- **Task**: Every line below that carries the word "field" needs to be copied.

Interface dataset entries:
● ● ● ● ●
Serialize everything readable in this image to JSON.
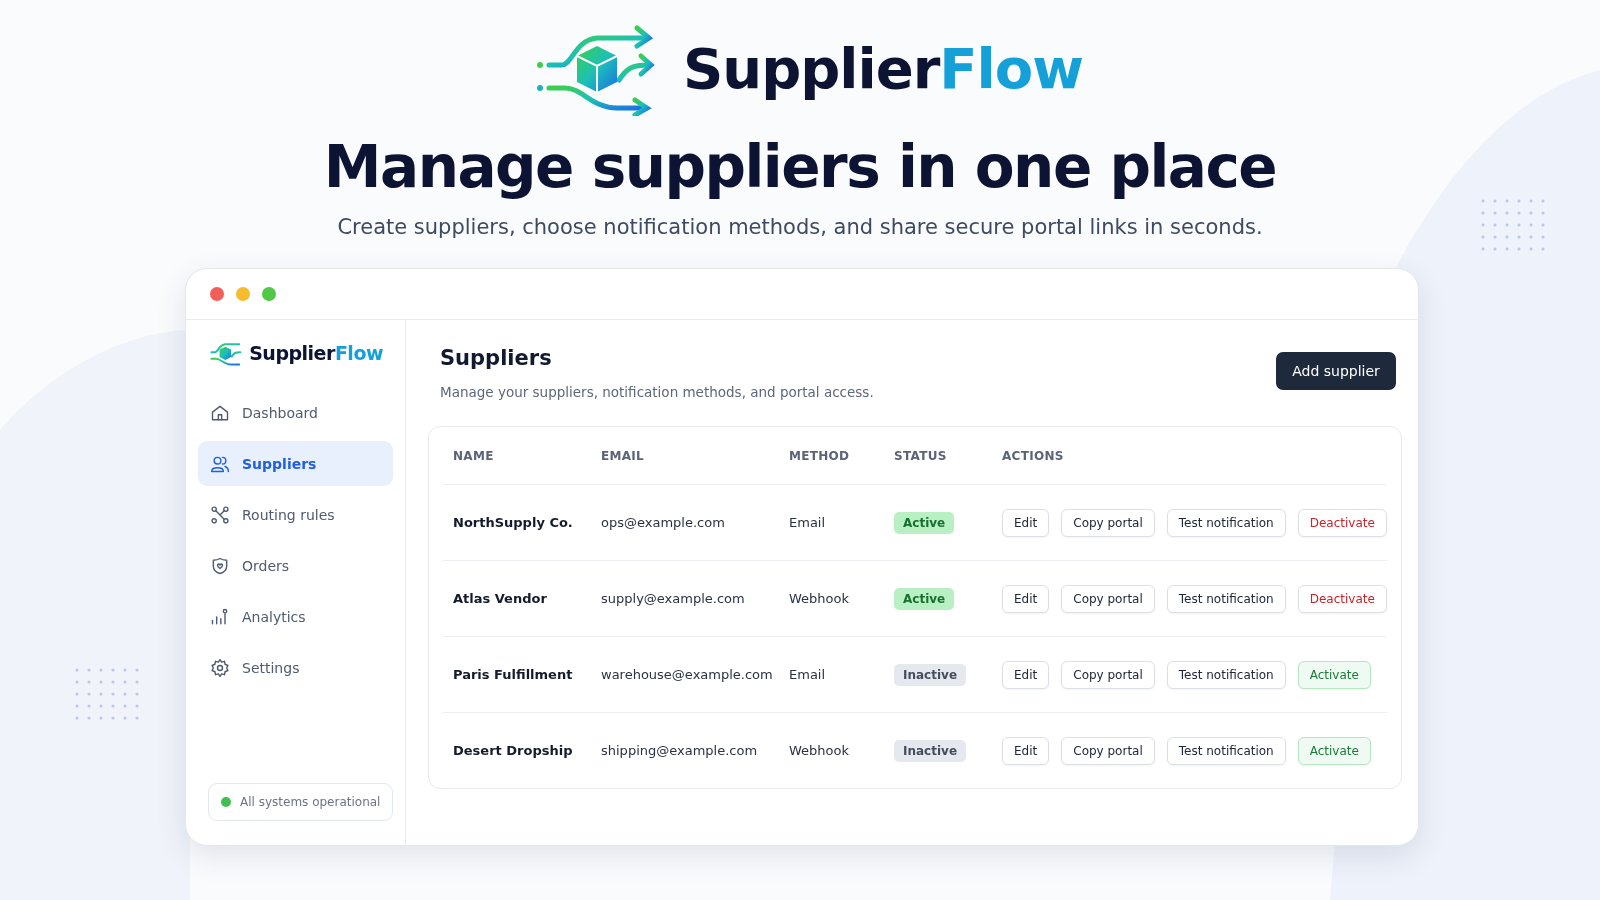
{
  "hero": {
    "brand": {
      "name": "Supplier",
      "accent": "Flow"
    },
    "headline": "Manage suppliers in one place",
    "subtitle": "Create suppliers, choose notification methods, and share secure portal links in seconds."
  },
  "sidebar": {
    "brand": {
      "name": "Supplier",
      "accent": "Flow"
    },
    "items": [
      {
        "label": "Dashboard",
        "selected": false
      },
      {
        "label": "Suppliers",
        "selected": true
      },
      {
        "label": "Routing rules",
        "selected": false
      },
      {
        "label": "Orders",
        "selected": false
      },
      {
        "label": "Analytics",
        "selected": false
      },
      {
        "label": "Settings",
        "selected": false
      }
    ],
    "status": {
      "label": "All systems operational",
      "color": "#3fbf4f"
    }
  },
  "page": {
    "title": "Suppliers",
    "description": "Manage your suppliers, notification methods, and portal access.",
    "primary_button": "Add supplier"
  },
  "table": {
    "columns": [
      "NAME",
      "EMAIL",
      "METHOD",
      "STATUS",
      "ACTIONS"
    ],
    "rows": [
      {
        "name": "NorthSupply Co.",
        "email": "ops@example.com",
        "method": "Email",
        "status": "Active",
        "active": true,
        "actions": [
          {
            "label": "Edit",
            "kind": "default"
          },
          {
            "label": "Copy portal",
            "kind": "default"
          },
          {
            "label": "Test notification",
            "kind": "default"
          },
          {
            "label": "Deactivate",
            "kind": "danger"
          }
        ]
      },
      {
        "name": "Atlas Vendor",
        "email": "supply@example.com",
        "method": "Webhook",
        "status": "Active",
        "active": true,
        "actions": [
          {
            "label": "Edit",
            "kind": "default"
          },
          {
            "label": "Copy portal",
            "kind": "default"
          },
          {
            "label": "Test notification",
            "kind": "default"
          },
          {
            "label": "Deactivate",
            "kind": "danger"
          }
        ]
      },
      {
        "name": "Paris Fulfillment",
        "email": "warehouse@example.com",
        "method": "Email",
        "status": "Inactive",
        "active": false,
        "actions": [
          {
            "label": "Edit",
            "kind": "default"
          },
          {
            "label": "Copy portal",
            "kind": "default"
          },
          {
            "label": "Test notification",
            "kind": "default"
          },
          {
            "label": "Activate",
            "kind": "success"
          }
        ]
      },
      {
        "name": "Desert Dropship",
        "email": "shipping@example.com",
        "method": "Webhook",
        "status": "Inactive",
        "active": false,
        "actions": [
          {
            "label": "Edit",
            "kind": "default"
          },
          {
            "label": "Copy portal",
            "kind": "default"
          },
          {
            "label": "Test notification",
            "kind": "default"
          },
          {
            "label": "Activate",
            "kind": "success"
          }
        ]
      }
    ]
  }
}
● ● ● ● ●
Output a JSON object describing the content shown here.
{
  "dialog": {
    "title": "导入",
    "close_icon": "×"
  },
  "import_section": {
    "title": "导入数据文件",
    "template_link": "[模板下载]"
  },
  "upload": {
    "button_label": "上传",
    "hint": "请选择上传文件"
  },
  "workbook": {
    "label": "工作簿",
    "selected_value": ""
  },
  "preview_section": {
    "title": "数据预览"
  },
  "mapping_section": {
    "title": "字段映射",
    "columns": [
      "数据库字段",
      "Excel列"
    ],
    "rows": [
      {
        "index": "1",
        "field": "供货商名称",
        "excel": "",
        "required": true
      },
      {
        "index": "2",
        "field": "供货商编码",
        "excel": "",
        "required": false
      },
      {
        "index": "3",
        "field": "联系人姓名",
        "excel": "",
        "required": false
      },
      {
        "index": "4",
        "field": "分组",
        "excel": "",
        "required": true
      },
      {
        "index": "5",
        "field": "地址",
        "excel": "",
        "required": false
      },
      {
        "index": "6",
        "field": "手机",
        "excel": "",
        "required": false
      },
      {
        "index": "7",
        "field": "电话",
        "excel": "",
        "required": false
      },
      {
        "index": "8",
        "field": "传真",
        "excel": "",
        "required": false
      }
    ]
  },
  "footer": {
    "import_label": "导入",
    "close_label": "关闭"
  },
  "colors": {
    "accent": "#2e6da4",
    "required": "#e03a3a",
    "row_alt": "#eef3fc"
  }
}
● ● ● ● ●
- **Problem solution**:
        "field": "供货商名称",
        "field": "供货商编码",
        "field": "联系人姓名",
        "field": "分组",
        "field": "地址",
        "field": "手机",
        "field": "电话",
        "field": "传真",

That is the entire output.